Exercise details:
Select, from the data, each line where "JSON" occurs.

Start of Data supplied

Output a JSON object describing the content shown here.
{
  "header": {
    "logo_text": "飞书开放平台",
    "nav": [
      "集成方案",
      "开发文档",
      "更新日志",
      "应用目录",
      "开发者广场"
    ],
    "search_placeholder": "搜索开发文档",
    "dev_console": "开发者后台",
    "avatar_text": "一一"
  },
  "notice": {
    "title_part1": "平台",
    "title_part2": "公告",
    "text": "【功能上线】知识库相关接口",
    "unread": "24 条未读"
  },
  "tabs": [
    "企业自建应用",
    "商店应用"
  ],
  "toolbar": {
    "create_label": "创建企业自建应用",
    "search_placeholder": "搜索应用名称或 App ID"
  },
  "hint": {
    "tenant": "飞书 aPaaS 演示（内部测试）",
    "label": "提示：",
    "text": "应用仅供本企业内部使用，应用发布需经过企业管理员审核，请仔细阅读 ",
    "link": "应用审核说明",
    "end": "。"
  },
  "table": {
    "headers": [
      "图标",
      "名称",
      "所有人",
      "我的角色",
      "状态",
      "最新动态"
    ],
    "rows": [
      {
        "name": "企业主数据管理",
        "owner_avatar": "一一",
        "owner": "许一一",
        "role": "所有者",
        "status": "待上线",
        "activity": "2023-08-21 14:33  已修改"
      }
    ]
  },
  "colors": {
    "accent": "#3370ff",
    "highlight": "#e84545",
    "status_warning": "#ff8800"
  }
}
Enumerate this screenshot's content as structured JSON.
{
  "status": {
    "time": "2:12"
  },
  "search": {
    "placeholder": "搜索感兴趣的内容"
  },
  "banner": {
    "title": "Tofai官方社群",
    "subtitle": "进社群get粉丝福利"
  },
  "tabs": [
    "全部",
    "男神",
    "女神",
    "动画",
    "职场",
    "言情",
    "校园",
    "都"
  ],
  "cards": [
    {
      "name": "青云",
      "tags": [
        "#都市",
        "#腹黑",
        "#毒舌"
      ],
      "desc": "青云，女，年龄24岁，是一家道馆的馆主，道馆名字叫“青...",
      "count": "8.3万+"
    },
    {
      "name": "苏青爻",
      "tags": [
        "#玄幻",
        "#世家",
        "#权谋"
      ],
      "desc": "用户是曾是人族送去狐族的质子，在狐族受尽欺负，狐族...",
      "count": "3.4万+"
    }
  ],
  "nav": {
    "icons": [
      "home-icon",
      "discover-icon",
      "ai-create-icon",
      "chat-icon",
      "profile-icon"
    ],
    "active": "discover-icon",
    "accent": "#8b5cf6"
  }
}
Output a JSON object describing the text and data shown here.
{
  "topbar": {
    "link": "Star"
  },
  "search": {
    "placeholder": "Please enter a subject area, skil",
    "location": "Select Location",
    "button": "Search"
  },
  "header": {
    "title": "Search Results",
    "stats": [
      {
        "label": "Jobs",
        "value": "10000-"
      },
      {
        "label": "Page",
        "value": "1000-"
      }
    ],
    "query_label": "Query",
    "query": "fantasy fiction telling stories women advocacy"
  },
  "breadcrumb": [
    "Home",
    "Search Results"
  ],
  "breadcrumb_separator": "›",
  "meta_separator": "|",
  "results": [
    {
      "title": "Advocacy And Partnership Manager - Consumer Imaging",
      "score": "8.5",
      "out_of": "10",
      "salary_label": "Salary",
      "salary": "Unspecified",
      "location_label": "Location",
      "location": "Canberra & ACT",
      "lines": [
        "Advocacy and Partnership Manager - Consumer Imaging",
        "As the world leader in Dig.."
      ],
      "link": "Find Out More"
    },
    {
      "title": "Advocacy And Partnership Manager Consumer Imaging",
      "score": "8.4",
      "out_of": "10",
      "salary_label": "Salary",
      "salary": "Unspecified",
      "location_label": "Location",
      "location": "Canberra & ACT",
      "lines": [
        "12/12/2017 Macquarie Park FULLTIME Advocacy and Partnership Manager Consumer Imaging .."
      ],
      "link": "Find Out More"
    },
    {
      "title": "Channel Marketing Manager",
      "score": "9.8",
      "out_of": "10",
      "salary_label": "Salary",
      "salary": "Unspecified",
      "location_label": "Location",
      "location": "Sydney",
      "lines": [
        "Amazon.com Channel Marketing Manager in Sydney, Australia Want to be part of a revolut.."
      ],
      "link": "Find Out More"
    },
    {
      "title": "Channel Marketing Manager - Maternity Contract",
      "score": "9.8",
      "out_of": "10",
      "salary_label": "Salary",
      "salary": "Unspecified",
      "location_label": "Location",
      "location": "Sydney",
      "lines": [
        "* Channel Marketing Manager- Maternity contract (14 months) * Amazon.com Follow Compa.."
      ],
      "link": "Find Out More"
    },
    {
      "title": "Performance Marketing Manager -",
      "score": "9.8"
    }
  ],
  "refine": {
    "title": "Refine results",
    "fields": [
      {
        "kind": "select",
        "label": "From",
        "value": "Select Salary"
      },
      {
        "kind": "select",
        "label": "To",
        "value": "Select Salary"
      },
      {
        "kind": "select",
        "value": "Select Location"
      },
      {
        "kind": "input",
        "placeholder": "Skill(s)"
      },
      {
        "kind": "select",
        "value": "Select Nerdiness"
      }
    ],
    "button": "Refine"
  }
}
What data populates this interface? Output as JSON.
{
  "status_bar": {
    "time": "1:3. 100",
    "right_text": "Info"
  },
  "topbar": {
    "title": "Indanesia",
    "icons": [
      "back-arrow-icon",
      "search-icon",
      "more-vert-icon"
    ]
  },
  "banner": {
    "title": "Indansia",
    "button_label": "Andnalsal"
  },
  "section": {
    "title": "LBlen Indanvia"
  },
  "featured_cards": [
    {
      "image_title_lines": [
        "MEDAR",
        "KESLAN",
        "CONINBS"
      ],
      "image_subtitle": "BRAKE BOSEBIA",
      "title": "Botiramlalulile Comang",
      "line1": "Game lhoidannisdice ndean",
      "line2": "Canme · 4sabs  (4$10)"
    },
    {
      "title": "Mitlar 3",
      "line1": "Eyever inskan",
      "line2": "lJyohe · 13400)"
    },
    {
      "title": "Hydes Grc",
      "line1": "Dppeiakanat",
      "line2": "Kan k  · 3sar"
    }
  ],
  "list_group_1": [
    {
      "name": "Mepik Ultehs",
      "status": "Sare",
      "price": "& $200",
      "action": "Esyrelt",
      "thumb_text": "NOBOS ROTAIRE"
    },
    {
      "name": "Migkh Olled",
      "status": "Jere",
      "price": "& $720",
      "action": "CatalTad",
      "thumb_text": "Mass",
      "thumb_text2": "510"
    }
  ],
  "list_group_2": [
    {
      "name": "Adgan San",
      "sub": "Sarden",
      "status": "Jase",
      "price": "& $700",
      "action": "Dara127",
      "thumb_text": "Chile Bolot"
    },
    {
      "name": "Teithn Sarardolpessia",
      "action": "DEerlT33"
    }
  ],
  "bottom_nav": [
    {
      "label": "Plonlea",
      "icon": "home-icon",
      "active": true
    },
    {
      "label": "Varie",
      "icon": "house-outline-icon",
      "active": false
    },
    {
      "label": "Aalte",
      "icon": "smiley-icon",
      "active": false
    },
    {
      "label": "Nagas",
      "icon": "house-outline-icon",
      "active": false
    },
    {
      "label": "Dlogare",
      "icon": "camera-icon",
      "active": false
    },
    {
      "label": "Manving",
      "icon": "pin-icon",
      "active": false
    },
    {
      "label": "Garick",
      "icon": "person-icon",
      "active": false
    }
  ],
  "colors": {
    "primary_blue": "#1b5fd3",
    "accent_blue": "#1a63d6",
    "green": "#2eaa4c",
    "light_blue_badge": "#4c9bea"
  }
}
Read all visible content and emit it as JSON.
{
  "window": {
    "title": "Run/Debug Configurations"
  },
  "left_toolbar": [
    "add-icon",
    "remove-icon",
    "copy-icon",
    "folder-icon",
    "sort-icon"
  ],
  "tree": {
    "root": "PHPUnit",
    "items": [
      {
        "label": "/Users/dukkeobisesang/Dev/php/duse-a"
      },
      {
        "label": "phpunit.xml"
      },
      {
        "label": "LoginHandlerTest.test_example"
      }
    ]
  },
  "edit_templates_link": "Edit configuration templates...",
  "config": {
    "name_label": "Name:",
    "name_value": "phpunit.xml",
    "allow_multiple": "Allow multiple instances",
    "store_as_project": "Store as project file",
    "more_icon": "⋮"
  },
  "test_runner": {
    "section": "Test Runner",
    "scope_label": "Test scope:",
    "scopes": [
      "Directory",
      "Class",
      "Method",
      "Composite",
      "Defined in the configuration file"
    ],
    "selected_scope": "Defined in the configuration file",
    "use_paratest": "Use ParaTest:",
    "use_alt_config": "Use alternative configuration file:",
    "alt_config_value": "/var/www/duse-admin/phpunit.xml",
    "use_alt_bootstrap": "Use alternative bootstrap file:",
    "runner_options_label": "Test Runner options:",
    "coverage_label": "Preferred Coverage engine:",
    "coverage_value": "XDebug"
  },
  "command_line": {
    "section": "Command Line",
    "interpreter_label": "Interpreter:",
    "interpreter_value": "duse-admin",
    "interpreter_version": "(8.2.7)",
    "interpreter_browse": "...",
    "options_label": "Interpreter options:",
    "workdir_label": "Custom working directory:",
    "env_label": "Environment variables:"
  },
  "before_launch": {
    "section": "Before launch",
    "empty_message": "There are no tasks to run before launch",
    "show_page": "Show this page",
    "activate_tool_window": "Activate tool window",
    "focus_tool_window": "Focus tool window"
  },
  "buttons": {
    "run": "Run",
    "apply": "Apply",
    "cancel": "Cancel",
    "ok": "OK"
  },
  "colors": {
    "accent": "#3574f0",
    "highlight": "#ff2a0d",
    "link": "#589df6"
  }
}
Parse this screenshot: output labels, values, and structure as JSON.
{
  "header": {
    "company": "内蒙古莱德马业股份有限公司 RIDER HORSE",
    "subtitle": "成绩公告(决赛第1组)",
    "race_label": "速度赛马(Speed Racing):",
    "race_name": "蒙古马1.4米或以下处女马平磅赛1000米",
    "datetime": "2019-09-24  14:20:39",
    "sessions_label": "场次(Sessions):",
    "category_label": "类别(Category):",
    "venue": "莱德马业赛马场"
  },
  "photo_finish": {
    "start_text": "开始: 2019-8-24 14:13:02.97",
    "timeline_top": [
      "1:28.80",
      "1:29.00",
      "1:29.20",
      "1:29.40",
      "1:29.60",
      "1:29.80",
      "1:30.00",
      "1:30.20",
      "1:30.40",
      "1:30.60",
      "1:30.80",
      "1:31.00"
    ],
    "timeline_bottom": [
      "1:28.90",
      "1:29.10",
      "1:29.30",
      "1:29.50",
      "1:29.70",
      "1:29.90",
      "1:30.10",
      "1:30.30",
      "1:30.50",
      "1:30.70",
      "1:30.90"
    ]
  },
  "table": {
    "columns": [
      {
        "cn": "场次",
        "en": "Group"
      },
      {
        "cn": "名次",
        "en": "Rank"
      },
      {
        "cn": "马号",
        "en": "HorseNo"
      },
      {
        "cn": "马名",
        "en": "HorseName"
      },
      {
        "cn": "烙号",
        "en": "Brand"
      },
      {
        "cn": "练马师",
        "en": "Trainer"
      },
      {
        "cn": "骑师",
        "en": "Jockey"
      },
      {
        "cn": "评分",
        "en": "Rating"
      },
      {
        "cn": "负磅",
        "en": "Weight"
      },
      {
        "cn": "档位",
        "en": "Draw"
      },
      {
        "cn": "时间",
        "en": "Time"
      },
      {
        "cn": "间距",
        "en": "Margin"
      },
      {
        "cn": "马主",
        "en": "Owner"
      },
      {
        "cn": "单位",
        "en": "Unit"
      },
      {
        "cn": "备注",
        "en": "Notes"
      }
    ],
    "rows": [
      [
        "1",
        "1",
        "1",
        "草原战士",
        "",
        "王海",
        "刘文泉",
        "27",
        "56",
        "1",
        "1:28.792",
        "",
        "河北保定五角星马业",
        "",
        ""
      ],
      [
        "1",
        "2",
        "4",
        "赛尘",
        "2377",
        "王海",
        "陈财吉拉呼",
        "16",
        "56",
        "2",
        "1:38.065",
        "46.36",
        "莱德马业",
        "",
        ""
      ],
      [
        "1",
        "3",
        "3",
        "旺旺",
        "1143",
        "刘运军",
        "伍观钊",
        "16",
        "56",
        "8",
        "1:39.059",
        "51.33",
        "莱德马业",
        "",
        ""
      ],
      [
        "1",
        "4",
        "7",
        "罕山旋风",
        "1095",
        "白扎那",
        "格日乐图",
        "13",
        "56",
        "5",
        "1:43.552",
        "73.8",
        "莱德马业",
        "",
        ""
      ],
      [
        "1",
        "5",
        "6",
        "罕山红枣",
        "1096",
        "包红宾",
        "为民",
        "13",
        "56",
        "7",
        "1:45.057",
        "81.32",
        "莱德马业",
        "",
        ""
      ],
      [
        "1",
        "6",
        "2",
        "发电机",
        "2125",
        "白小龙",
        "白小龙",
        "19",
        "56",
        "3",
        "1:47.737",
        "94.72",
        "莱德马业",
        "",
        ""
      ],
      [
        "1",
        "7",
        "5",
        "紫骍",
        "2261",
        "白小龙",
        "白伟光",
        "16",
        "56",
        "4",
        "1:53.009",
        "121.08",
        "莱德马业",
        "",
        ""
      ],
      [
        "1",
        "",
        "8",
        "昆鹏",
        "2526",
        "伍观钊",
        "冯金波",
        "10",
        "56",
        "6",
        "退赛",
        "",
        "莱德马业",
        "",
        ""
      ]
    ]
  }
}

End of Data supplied

Exercise answer:
Output a JSON object describing the content shown here.
Enumerate this screenshot's content as structured JSON.
Output a JSON object describing the text and data shown here.
What data populates this interface? Output as JSON.
Read all visible content and emit it as JSON.
Parse this screenshot: output labels, values, and structure as JSON.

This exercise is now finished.